In this lesson, students will research, organize and create a 2-3 minute digital story about 1 of 3 different cultures that have influenced Utah's culture. They can choose from the Fremont People, the Ute Indians, and the Church of Jesus Christ of Latter-day Saints Pioneers. There are some background lessons and information that will need to be covered in order to finish this final project for 4th grade Utah Social Studies Standard 2 Objective 1. These lessons are linked and highlighted in the Teacher Background section of this lesson plan.There are a few worksheets and mini-lessons (that can be taught in a synchronous manner) associated with this final project that could take 2-3 days to complete and then the digital story can be finished in an hour or two.
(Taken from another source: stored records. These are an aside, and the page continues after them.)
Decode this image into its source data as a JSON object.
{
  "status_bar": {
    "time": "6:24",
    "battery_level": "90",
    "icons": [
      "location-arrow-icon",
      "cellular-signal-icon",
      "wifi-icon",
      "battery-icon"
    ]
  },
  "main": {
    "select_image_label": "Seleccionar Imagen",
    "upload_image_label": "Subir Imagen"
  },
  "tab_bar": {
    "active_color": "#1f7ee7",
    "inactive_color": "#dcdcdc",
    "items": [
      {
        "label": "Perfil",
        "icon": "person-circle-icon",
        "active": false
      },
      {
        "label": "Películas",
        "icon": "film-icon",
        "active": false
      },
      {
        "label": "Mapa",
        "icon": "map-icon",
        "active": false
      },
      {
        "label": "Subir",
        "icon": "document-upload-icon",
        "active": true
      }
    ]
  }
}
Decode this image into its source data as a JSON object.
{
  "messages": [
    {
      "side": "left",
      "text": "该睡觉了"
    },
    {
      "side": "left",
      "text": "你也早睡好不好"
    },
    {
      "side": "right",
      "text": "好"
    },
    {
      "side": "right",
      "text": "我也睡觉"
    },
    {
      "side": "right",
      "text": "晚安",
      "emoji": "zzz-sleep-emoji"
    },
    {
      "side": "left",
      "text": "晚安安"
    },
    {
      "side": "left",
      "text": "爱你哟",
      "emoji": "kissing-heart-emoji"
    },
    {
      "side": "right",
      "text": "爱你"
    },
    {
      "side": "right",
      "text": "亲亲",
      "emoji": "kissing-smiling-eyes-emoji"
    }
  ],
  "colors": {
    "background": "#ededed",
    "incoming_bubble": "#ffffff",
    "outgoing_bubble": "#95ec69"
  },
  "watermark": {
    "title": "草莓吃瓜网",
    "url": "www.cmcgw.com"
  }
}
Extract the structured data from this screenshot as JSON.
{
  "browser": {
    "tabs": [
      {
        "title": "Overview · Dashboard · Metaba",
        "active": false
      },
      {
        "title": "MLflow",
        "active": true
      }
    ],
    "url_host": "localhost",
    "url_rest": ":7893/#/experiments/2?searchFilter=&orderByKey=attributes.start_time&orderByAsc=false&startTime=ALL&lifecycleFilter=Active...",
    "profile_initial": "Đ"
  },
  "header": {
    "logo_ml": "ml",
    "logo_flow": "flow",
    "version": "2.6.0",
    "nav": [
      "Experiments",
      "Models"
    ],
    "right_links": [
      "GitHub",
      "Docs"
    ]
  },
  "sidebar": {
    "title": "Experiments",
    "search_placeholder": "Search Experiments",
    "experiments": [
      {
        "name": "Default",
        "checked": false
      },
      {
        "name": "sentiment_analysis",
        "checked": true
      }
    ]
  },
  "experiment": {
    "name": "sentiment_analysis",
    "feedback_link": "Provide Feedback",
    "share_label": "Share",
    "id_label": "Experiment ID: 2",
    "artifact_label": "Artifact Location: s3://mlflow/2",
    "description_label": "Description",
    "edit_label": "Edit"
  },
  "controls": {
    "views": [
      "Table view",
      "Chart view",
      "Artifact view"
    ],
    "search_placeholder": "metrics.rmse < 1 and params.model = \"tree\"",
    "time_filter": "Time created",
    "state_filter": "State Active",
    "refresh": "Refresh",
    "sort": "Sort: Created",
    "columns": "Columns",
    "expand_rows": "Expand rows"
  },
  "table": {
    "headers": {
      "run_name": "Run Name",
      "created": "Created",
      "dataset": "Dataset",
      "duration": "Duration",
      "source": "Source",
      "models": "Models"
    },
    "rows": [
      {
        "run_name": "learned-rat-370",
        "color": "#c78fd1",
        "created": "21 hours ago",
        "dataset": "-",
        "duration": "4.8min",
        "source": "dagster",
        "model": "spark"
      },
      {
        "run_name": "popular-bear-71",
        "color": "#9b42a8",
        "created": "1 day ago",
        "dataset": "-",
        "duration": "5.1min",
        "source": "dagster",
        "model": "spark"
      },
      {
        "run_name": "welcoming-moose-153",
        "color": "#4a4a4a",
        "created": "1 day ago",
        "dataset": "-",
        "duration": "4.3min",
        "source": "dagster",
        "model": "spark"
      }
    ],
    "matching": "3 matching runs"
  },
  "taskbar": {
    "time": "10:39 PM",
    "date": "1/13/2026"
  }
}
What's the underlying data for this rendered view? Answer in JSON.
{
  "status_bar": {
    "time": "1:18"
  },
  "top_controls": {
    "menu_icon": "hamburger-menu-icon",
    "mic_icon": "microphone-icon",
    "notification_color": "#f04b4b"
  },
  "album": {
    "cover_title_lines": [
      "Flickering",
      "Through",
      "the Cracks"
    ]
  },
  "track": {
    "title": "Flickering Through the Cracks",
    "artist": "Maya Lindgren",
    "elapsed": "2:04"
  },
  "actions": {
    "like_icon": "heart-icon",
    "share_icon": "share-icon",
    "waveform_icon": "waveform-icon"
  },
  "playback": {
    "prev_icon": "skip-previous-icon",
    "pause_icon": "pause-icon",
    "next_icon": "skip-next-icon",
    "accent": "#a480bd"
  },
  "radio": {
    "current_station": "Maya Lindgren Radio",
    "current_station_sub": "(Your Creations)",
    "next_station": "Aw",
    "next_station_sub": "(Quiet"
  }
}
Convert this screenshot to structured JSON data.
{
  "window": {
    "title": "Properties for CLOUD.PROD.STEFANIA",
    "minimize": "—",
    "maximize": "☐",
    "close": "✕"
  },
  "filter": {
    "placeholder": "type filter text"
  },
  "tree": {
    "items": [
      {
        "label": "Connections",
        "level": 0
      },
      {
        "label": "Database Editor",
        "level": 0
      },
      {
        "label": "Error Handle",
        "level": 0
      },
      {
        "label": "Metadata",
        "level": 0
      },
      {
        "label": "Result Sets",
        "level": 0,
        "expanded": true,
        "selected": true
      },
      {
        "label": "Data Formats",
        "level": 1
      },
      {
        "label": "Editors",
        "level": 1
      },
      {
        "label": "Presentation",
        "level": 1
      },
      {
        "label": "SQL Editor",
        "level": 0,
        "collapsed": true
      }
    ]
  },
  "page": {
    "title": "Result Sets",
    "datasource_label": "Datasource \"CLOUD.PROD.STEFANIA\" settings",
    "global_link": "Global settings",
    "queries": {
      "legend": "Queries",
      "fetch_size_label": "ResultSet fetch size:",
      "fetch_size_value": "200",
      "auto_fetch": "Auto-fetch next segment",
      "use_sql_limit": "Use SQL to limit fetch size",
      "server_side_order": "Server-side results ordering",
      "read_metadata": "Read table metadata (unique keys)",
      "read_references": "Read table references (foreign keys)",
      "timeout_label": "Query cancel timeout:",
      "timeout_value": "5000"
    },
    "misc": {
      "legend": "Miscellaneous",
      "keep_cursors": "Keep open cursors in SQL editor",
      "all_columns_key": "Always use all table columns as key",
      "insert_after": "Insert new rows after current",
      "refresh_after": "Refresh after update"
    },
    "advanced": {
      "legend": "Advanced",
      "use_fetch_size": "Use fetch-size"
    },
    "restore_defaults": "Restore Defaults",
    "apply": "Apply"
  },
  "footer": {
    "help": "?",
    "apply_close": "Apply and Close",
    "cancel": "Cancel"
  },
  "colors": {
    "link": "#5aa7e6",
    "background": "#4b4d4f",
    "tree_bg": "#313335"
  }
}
The final presentation and the mini assignments could all include small group discussions, whole class instruction, and could easily be tailored to teach to students learning virtually.The mini-lessons and supplimental information were found through the UEN website and a youtube video by Nick Epling. Other articles and sources are listed in the materials.
This World History Lesson on Labor Conditions in the Industrial Revolution is designed for 1 class period with possible extensions and focuses on building conflict resolution skills in students.
This lesson has been created for 3rd graders learning about their responsibility in the classroom community as well as the online community that they are a part of.